Asia-Pacific (APAC) is a region with a large growth potential. APAC researchers are focused on developing a tear line for the interior trim, adaptive cruise system, object detection, and a dynamic range display for rear-view images and parking. Some companies with APAC patents are Robert Bosch GmbH, Tekville. com Inc., SCHOTT AG, Fuji Photo Film Co. Ltd., Sumitomo Precision Products Co. Ltd., and Great Wall Motor Company Limited.
The automotive sector will be driven by miniaturization of sensors and system suppliers that can provide a comprehensive solution using different sensing technologies and sensor fusion platform. The growing preference for autonomous driving will be a critical success factor driving growth.
Collaborative research between universities, labs, sensor manufacturers, OEMS and system integrators collaborate will foster an innovation culture and speed up the pace of sensor developments. This is one of the unique industries where OEMs both fund the R&D of sensor and device companies and work closely with system manufacturers, as successful automated systems require integration of highly reliable sensors and communication technologies. Key markets for automotive sensors include North America, Europe, and Japan. Large volume of vehicle production in APAC (especially China, Japan, and South Korea) has ensured that these countries are now large installers of innovative vehicle sensors.
To speed up commercialization of autonomous vehicles, extensive use of sensors in vehicles with functionalities such as wireless communication and 3D vision depth sensors is beneficial. Combustion pressure sensors that operate at high temperatures can detect pressure in the cylinders to optimize combustion and improve combustion efficiency. Such sensors can be wirelessly monitored in the vehicle on-board diagnostic platforms. Connected systems and the Internet-of-Things (IoT) are expected to impact the automotive sector. By 2025, all vehicles are likely to be outfitted with V2V, V2I and V2X and other communication technologies to track the presence of the car on road accurately.

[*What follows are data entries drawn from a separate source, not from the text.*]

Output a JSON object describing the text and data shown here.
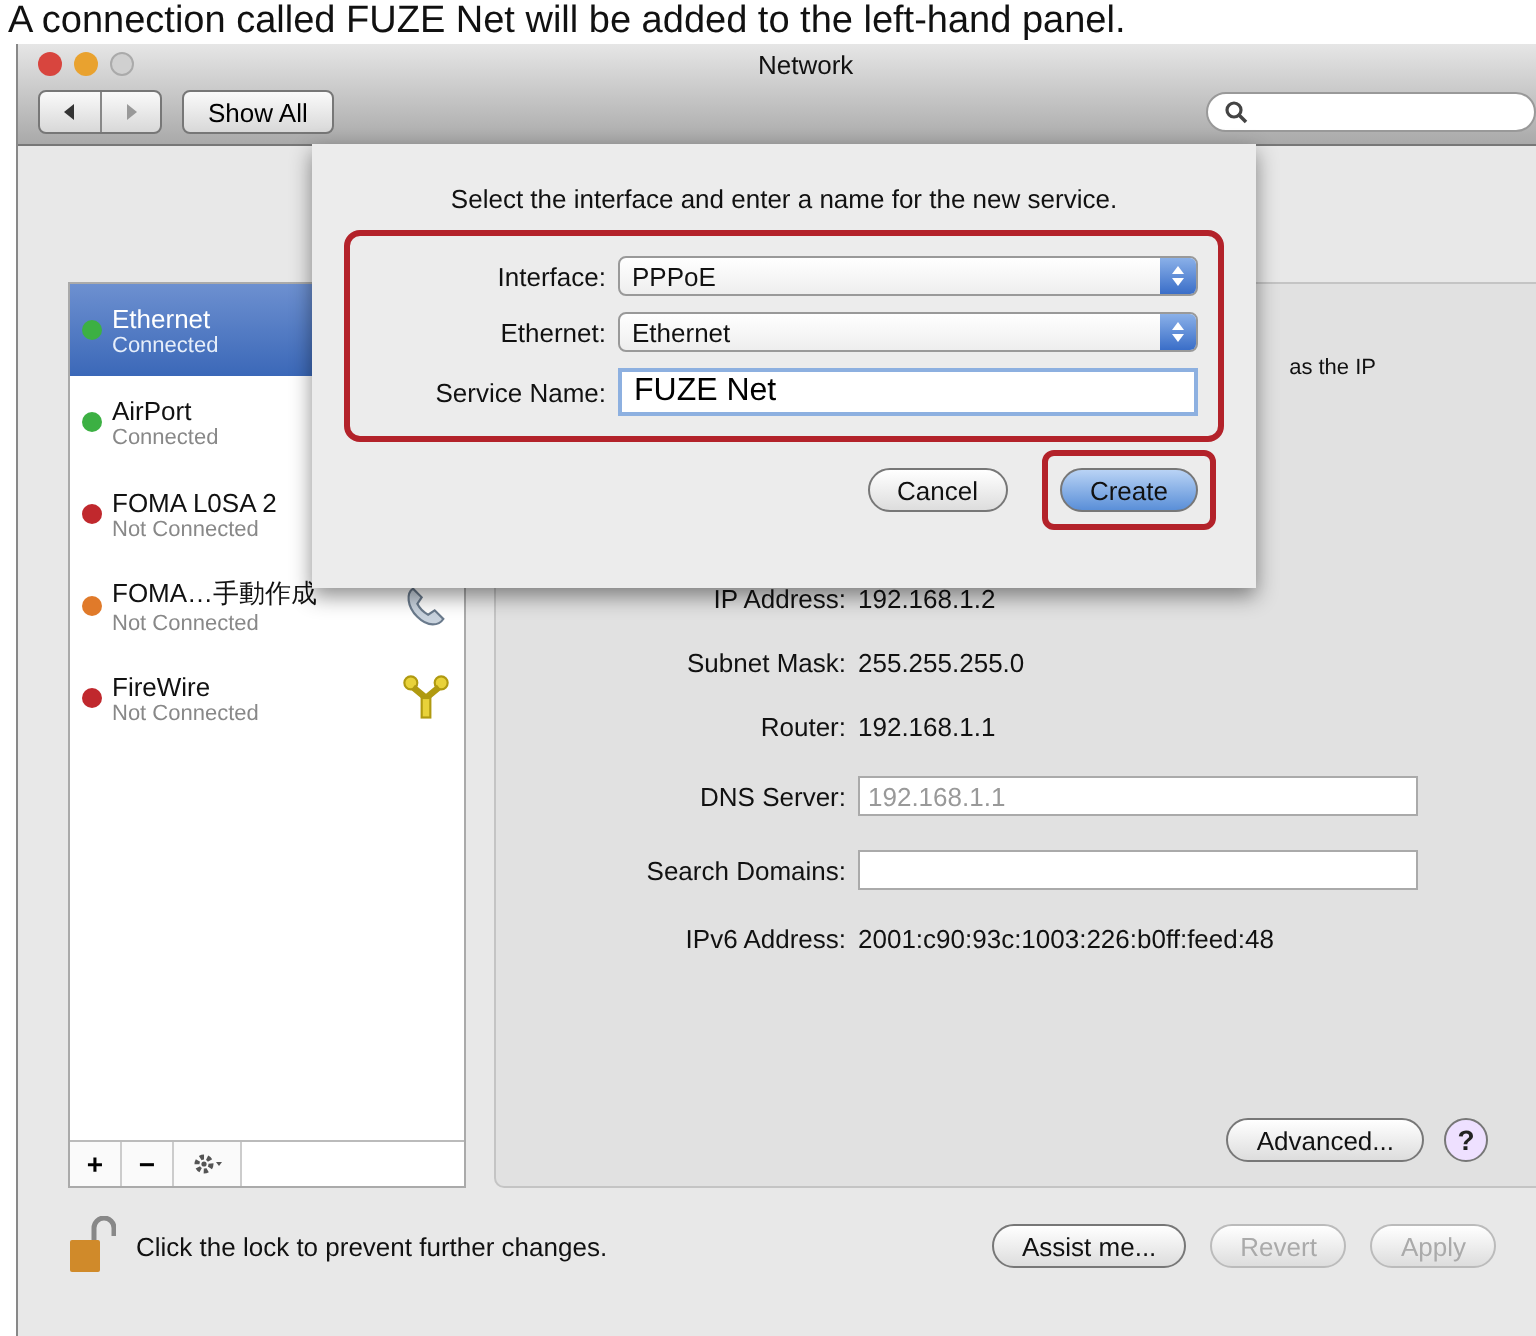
{
  "caption": "A connection called FUZE Net will be added to the left-hand panel.",
  "window": {
    "title": "Network",
    "show_all": "Show All"
  },
  "services": [
    {
      "name": "Ethernet",
      "status": "Connected",
      "color": "#3cb043",
      "selected": true,
      "kind": "plain"
    },
    {
      "name": "AirPort",
      "status": "Connected",
      "color": "#3cb043",
      "selected": false,
      "kind": "plain"
    },
    {
      "name": "FOMA L0SA 2",
      "status": "Not Connected",
      "color": "#c0282d",
      "selected": false,
      "kind": "plain"
    },
    {
      "name": "FOMA…手動作成",
      "status": "Not Connected",
      "color": "#e07a2a",
      "selected": false,
      "kind": "phone"
    },
    {
      "name": "FireWire",
      "status": "Not Connected",
      "color": "#c0282d",
      "selected": false,
      "kind": "firewire"
    }
  ],
  "list_buttons": [
    "+",
    "−"
  ],
  "sheet": {
    "prompt": "Select the interface and enter a name for the new service.",
    "highlighted": true,
    "fields": [
      {
        "kind": "select",
        "label": "Interface:",
        "value": "PPPoE"
      },
      {
        "kind": "select",
        "label": "Ethernet:",
        "value": "Ethernet"
      },
      {
        "kind": "text",
        "label": "Service Name:",
        "value": "FUZE Net"
      }
    ],
    "buttons": [
      {
        "label": "Cancel",
        "default": false,
        "highlighted": false
      },
      {
        "label": "Create",
        "default": true,
        "highlighted": true
      }
    ]
  },
  "panel": {
    "partial_text": "as the IP",
    "rows": [
      {
        "kind": "text",
        "label": "IP Address:",
        "value": "192.168.1.2"
      },
      {
        "kind": "text",
        "label": "Subnet Mask:",
        "value": "255.255.255.0"
      },
      {
        "kind": "text",
        "label": "Router:",
        "value": "192.168.1.1"
      },
      {
        "kind": "field",
        "label": "DNS Server:",
        "placeholder": "192.168.1.1"
      },
      {
        "kind": "field",
        "label": "Search Domains:"
      },
      {
        "kind": "text",
        "label": "IPv6 Address:",
        "value": "2001:c90:93c:1003:226:b0ff:feed:48"
      }
    ],
    "advanced": "Advanced...",
    "help": "?"
  },
  "footer": {
    "lock_text": "Click the lock to prevent further changes.",
    "buttons": [
      {
        "label": "Assist me...",
        "disabled": false
      },
      {
        "label": "Revert",
        "disabled": true
      },
      {
        "label": "Apply",
        "disabled": true
      }
    ]
  }
}
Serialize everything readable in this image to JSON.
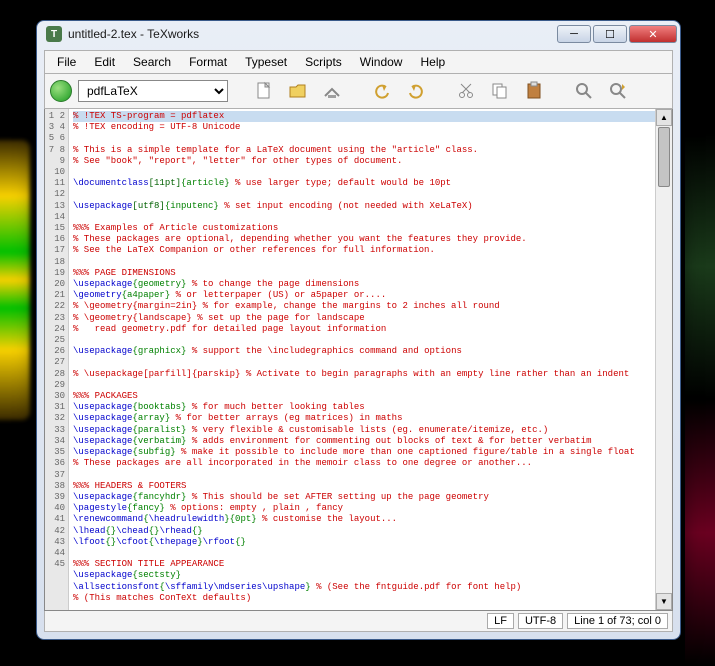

With technology advancement, the future of the mobility ecosystem will give rise to new battery and fuel-cell-powered electric vehicles that offer higher efficiency and low emissions. Smart mobility employs automated controls to monitor and cut back on energy consumption. There will also be greater use of energy harvesting (including harvesting vibrations) in vehicles. For rapid commercialization, automotive manufacturers need to adopt collaborative business models to integrate sensor technologies into their vehicle and passenger safety systems.